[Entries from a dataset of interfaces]
——————————
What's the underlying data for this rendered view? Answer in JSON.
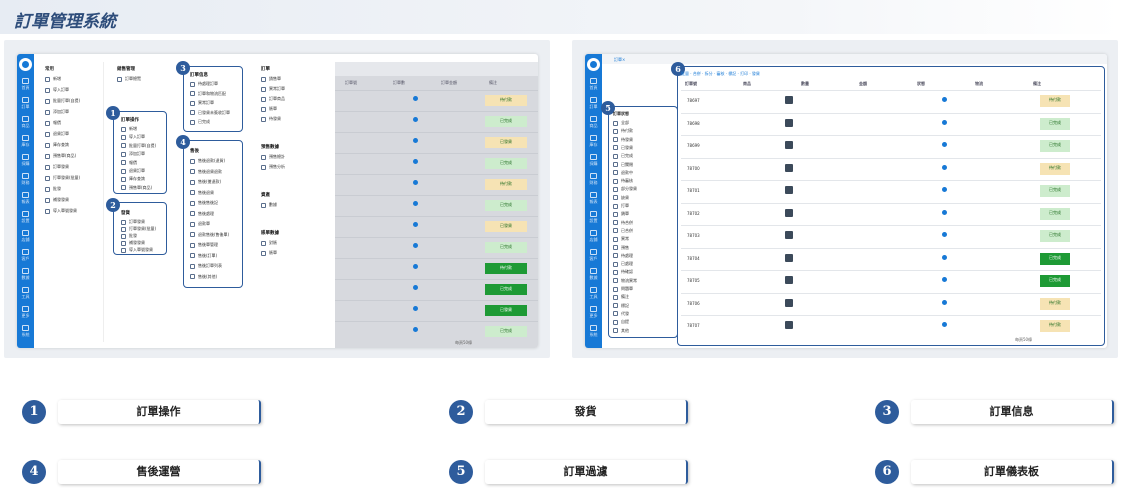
{
  "banner": {
    "title": "訂單管理系統"
  },
  "left_screenshot": {
    "groups": [
      {
        "title": "訂單操作",
        "items": [
          "新增",
          "導入訂單",
          "批量打單(自提)",
          "添加訂單",
          "報價",
          "退貨訂單",
          "庫存查詢",
          "預售單(商品)"
        ]
      },
      {
        "title": "發貨",
        "items": [
          "訂單發貨",
          "打單發貨(批量)",
          "批發",
          "補發發貨",
          "導入單號發貨"
        ]
      },
      {
        "title": "訂單信息",
        "items": [
          "待處理訂單",
          "訂單和物流匹配",
          "異常訂單",
          "已發貨未簽收訂單",
          "已完成"
        ]
      },
      {
        "title": "售後",
        "items": [
          "售後退款(退貨)",
          "售後退貨退款",
          "售後(搶退款)",
          "售後退貨",
          "售後售後記",
          "售後處理",
          "退款單",
          "退款售後(售後單)",
          "售後單管理",
          "售後(訂單)",
          "售後訂單列表",
          "售後(其他)"
        ]
      }
    ],
    "right_groups": [
      {
        "title": "訂單",
        "items": [
          "銷售單",
          "異常訂單",
          "訂單商品",
          "賬單",
          "待發貨"
        ]
      },
      {
        "title": "預售數據",
        "items": [
          "預售總計",
          "預售分析"
        ]
      },
      {
        "title": "資產",
        "items": [
          "數據"
        ]
      },
      {
        "title": "賬單數據",
        "items": [
          "對賬",
          "賬單"
        ]
      }
    ],
    "nav": [
      "首頁",
      "訂單",
      "商品",
      "庫存",
      "採購",
      "財務",
      "報表",
      "設置",
      "店鋪",
      "客戶",
      "數據",
      "工具",
      "更多",
      "系統"
    ],
    "table_header": [
      "訂單號",
      "訂單數",
      "訂單金額",
      "備注"
    ],
    "status_labels": [
      "待付款",
      "已完成",
      "已發貨",
      "已完成"
    ],
    "pager": "每頁50條"
  },
  "right_screenshot": {
    "filter_title": "訂單狀態",
    "filters": [
      "全部",
      "待付款",
      "待發貨",
      "已發貨",
      "已完成",
      "已關閉",
      "退款中",
      "待審核",
      "部分發貨",
      "缺貨",
      "打單",
      "鎖單",
      "待合併",
      "已合併",
      "異常",
      "預售",
      "待處理",
      "已處理",
      "待確認",
      "物流異常",
      "問題單",
      "備注",
      "標記",
      "代發",
      "自提",
      "其他"
    ],
    "table_columns": [
      "訂單號",
      "商品",
      "數量",
      "金額",
      "狀態",
      "物流",
      "備注"
    ],
    "rows": [
      {
        "id": "78697",
        "status": "待付款"
      },
      {
        "id": "78698",
        "status": "已完成"
      },
      {
        "id": "78699",
        "status": "已完成"
      },
      {
        "id": "78700",
        "status": "待付款"
      },
      {
        "id": "78701",
        "status": "已完成"
      },
      {
        "id": "78702",
        "status": "已完成"
      },
      {
        "id": "78703",
        "status": "已完成"
      },
      {
        "id": "78704",
        "status": "已完成"
      },
      {
        "id": "78705",
        "status": "已完成"
      },
      {
        "id": "78706",
        "status": "待付款"
      },
      {
        "id": "78707",
        "status": "待付款"
      }
    ],
    "pager": "每頁50條"
  },
  "legend": [
    {
      "num": "1",
      "label": "訂單操作"
    },
    {
      "num": "2",
      "label": "發貨"
    },
    {
      "num": "3",
      "label": "訂單信息"
    },
    {
      "num": "4",
      "label": "售後運營"
    },
    {
      "num": "5",
      "label": "訂單過濾"
    },
    {
      "num": "6",
      "label": "訂單儀表板"
    }
  ],
  "colors": {
    "brand": "#1779d6",
    "accent": "#2e5c9c",
    "paid": "#f6e3b4",
    "done": "#1e9a35",
    "done_light": "#cdeccd"
  }
}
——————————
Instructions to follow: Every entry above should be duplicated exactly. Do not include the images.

Problem solution:
What's the underlying data for this rendered view? Answer in JSON.
{
  "banner": {
    "title": "訂單管理系統"
  },
  "left_screenshot": {
    "groups": [
      {
        "title": "訂單操作",
        "items": [
          "新增",
          "導入訂單",
          "批量打單(自提)",
          "添加訂單",
          "報價",
          "退貨訂單",
          "庫存查詢",
          "預售單(商品)"
        ]
      },
      {
        "title": "發貨",
        "items": [
          "訂單發貨",
          "打單發貨(批量)",
          "批發",
          "補發發貨",
          "導入單號發貨"
        ]
      },
      {
        "title": "訂單信息",
        "items": [
          "待處理訂單",
          "訂單和物流匹配",
          "異常訂單",
          "已發貨未簽收訂單",
          "已完成"
        ]
      },
      {
        "title": "售後",
        "items": [
          "售後退款(退貨)",
          "售後退貨退款",
          "售後(搶退款)",
          "售後退貨",
          "售後售後記",
          "售後處理",
          "退款單",
          "退款售後(售後單)",
          "售後單管理",
          "售後(訂單)",
          "售後訂單列表",
          "售後(其他)"
        ]
      }
    ],
    "right_groups": [
      {
        "title": "訂單",
        "items": [
          "銷售單",
          "異常訂單",
          "訂單商品",
          "賬單",
          "待發貨"
        ]
      },
      {
        "title": "預售數據",
        "items": [
          "預售總計",
          "預售分析"
        ]
      },
      {
        "title": "資產",
        "items": [
          "數據"
        ]
      },
      {
        "title": "賬單數據",
        "items": [
          "對賬",
          "賬單"
        ]
      }
    ],
    "nav": [
      "首頁",
      "訂單",
      "商品",
      "庫存",
      "採購",
      "財務",
      "報表",
      "設置",
      "店鋪",
      "客戶",
      "數據",
      "工具",
      "更多",
      "系統"
    ],
    "table_header": [
      "訂單號",
      "訂單數",
      "訂單金額",
      "備注"
    ],
    "status_labels": [
      "待付款",
      "已完成",
      "已發貨",
      "已完成"
    ],
    "pager": "每頁50條"
  },
  "right_screenshot": {
    "filter_title": "訂單狀態",
    "filters": [
      "全部",
      "待付款",
      "待發貨",
      "已發貨",
      "已完成",
      "已關閉",
      "退款中",
      "待審核",
      "部分發貨",
      "缺貨",
      "打單",
      "鎖單",
      "待合併",
      "已合併",
      "異常",
      "預售",
      "待處理",
      "已處理",
      "待確認",
      "物流異常",
      "問題單",
      "備注",
      "標記",
      "代發",
      "自提",
      "其他"
    ],
    "table_columns": [
      "訂單號",
      "商品",
      "數量",
      "金額",
      "狀態",
      "物流",
      "備注"
    ],
    "rows": [
      {
        "id": "78697",
        "status": "待付款"
      },
      {
        "id": "78698",
        "status": "已完成"
      },
      {
        "id": "78699",
        "status": "已完成"
      },
      {
        "id": "78700",
        "status": "待付款"
      },
      {
        "id": "78701",
        "status": "已完成"
      },
      {
        "id": "78702",
        "status": "已完成"
      },
      {
        "id": "78703",
        "status": "已完成"
      },
      {
        "id": "78704",
        "status": "已完成"
      },
      {
        "id": "78705",
        "status": "已完成"
      },
      {
        "id": "78706",
        "status": "待付款"
      },
      {
        "id": "78707",
        "status": "待付款"
      }
    ],
    "pager": "每頁50條"
  },
  "legend": [
    {
      "num": "1",
      "label": "訂單操作"
    },
    {
      "num": "2",
      "label": "發貨"
    },
    {
      "num": "3",
      "label": "訂單信息"
    },
    {
      "num": "4",
      "label": "售後運營"
    },
    {
      "num": "5",
      "label": "訂單過濾"
    },
    {
      "num": "6",
      "label": "訂單儀表板"
    }
  ],
  "colors": {
    "brand": "#1779d6",
    "accent": "#2e5c9c",
    "paid": "#f6e3b4",
    "done": "#1e9a35",
    "done_light": "#cdeccd"
  }
}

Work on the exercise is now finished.